JLR’s push towards powertrain autonomy is not just about improving engine performance but also about getting true control of its own engine destiny.
Sit in that petrol XE, push the starter and the engine fires to a muted idle. There’s nothing here to suggest that this is an old unit overdue for replacement. It eases away from rest smartly enough and the initial change feels smooth and precise. ZF’s eight-speed automatic transmission wouldn’t have it any other way.
In general driving the XE is an easy-going car in which to bimble around. On the odd occasion, downshifts are a little sluggish to arrive, as the gearbox software hangs on to a higher gear to maintain its economy, but such is the turbocharged petrol engine’s torque delivery that it’s seldom a great hardship; its 206lb ft peak arrives at just 1750rpm, and down there it’s more responsive than most diesels. On those occasions when the delay on downshift is noticable, response to a left-paddle pull is swift anyway.
The XE in 197bhp tune is quick enough.
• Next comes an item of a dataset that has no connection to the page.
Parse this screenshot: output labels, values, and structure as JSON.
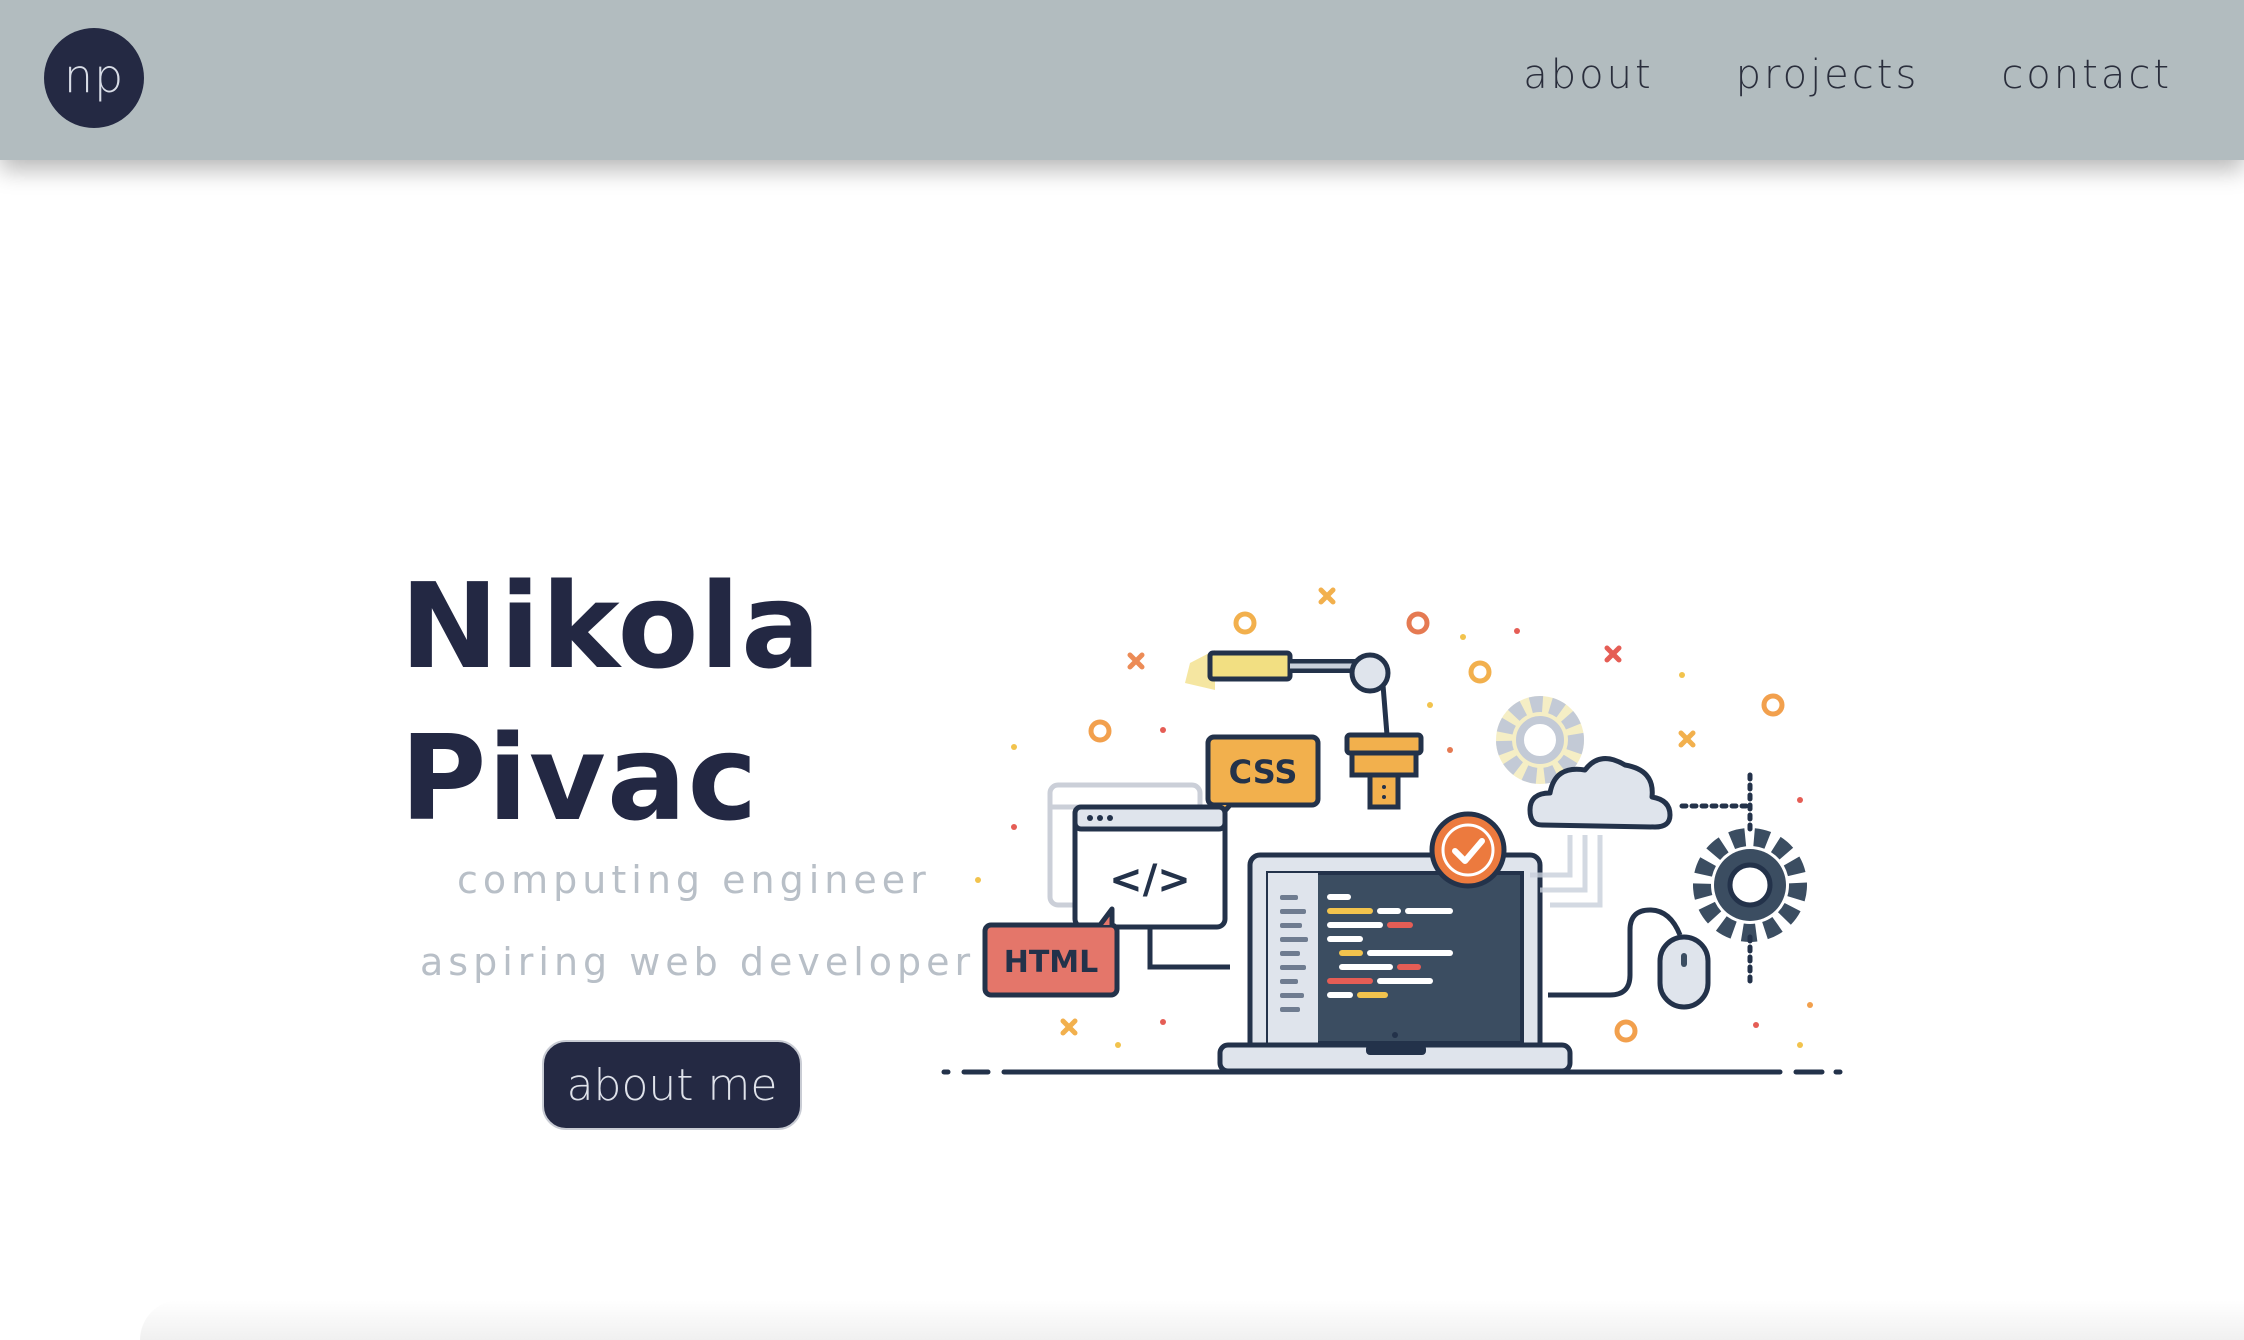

Against the clock, it hauled itself to 60mph along Millbrook’s mile straight in 7.6sec. That’s a few tenths slower than is claimed for an Audi A4 2.0 TFSI or BMW 320i but not a difference that’ll feel noticeable in the real world.
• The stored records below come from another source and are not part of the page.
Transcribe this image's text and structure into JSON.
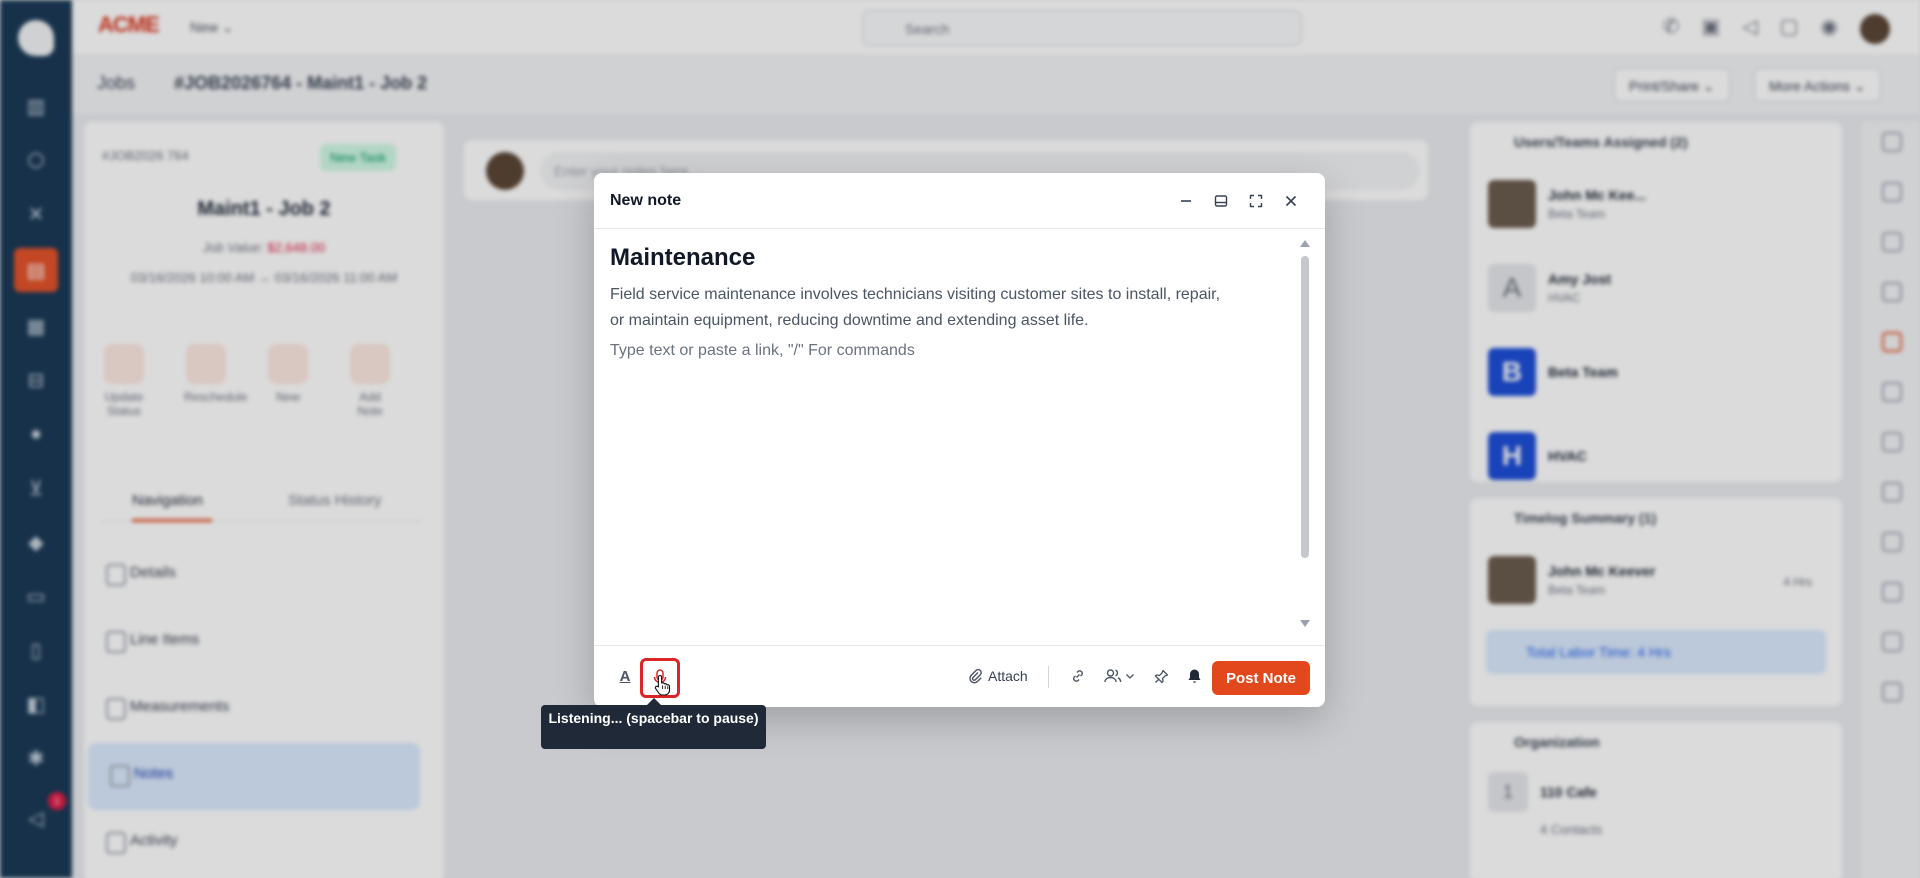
{
  "topbar": {
    "brand": "ACME",
    "new_label": "New",
    "search_placeholder": "Search"
  },
  "breadcrumb": {
    "root": "Jobs",
    "current": "#JOB2026764 - Maint1 - Job 2",
    "print_share": "Print/Share",
    "more_actions": "More Actions"
  },
  "job": {
    "number": "#JOB2026 764",
    "status": "New Task",
    "title": "Maint1 - Job 2",
    "value_label": "Job Value:",
    "value": "$2,648.00",
    "dates": "03/16/2026 10:00 AM → 03/16/2026 11:00 AM",
    "actions": [
      "Update Status",
      "Reschedule",
      "New",
      "Add Note"
    ]
  },
  "left_tabs": [
    "Navigation",
    "Status History"
  ],
  "nav_items": [
    "Details",
    "Line Items",
    "Measurements",
    "Notes",
    "Activity"
  ],
  "note_bar": {
    "placeholder": "Enter your notes here..."
  },
  "right": {
    "assigned_title": "Users/Teams Assigned (2)",
    "assigned": [
      {
        "name": "John Mc Kee...",
        "sub": "Beta Team",
        "initial": ""
      },
      {
        "name": "Amy Jost",
        "sub": "HVAC",
        "initial": "A"
      },
      {
        "name": "Beta Team",
        "sub": "",
        "initial": "B"
      },
      {
        "name": "HVAC",
        "sub": "",
        "initial": "H"
      }
    ],
    "timelog_title": "Timelog Summary (1)",
    "timelog_person": "John Mc Keever",
    "timelog_team": "Beta Team",
    "timelog_hours": "4 Hrs",
    "labor": "Total Labor Time: 4 Hrs",
    "org_title": "Organization",
    "org_name": "110 Cafe",
    "org_contacts": "4 Contacts"
  },
  "modal": {
    "title": "New note",
    "heading": "Maintenance",
    "paragraph": "Field service maintenance involves technicians visiting customer sites to install, repair, or maintain equipment, reducing downtime and extending asset life.",
    "placeholder": "Type text or paste a link, \"/\" For commands",
    "text_format_label": "A",
    "attach_label": "Attach",
    "post_label": "Post Note"
  },
  "tooltip": "Listening... (spacebar to pause)",
  "colors": {
    "accent": "#e3481c",
    "nav_bg": "#1b3a57",
    "mic_border": "#dc2626"
  }
}
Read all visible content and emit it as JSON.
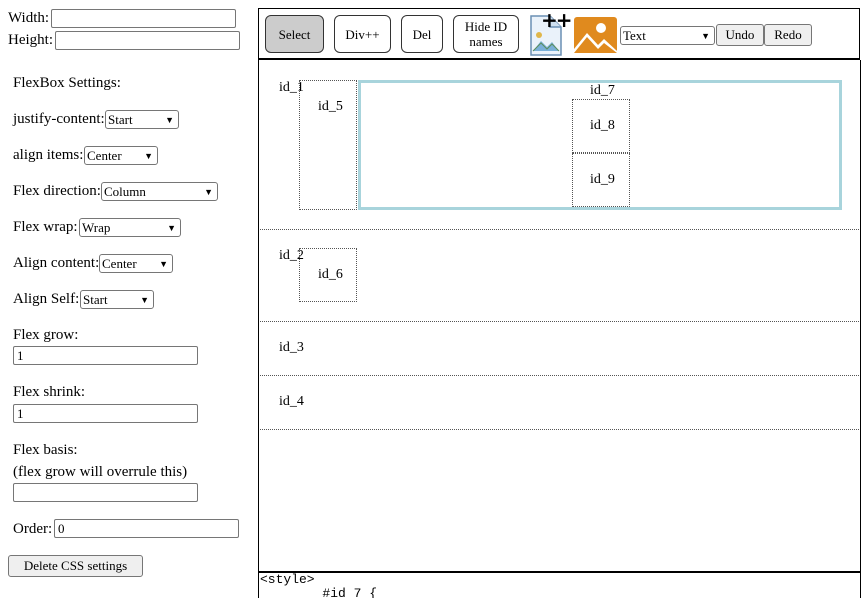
{
  "size": {
    "width_label": "Width:",
    "height_label": "Height:",
    "width_value": "",
    "height_value": ""
  },
  "flex": {
    "heading": "FlexBox Settings:",
    "justify_label": "justify-content:",
    "justify_value": "Start",
    "align_items_label": "align items:",
    "align_items_value": "Center",
    "direction_label": "Flex direction:",
    "direction_value": "Column",
    "wrap_label": "Flex wrap:",
    "wrap_value": "Wrap",
    "align_content_label": "Align content:",
    "align_content_value": "Center",
    "align_self_label": "Align Self:",
    "align_self_value": "Start",
    "grow_label": "Flex grow:",
    "grow_value": "1",
    "shrink_label": "Flex shrink:",
    "shrink_value": "1",
    "basis_label": "Flex basis:",
    "basis_note": "(flex grow will overrule this)",
    "basis_value": "",
    "order_label": "Order:",
    "order_value": "0",
    "delete_button": "Delete CSS settings"
  },
  "toolbar": {
    "select": "Select",
    "div": "Div++",
    "del": "Del",
    "hide_line1": "Hide ID",
    "hide_line2": "names",
    "img_plus": "++",
    "type_value": "Text",
    "undo": "Undo",
    "redo": "Redo"
  },
  "canvas": {
    "ids": [
      "id_1",
      "id_2",
      "id_3",
      "id_4",
      "id_5",
      "id_6",
      "id_7",
      "id_8",
      "id_9"
    ]
  },
  "code": {
    "line1": "<style>",
    "line2": "        #id_7 {"
  },
  "colors": {
    "selected_border": "#a8d4dc",
    "active_button": "#cccccc",
    "image_orange": "#e08a1e"
  }
}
Simply, this is a car of sufficient performance to keep pace with any modern traffic, accomplish sensible overtakes and entertain you with its demeanour in the process. It’s quiet on part-throttle and spins freely and with a peppy, smooth sound to its 7000rpm redline, although there’s no great compulsion to take it there, given that peak power arrives at 5500rpm.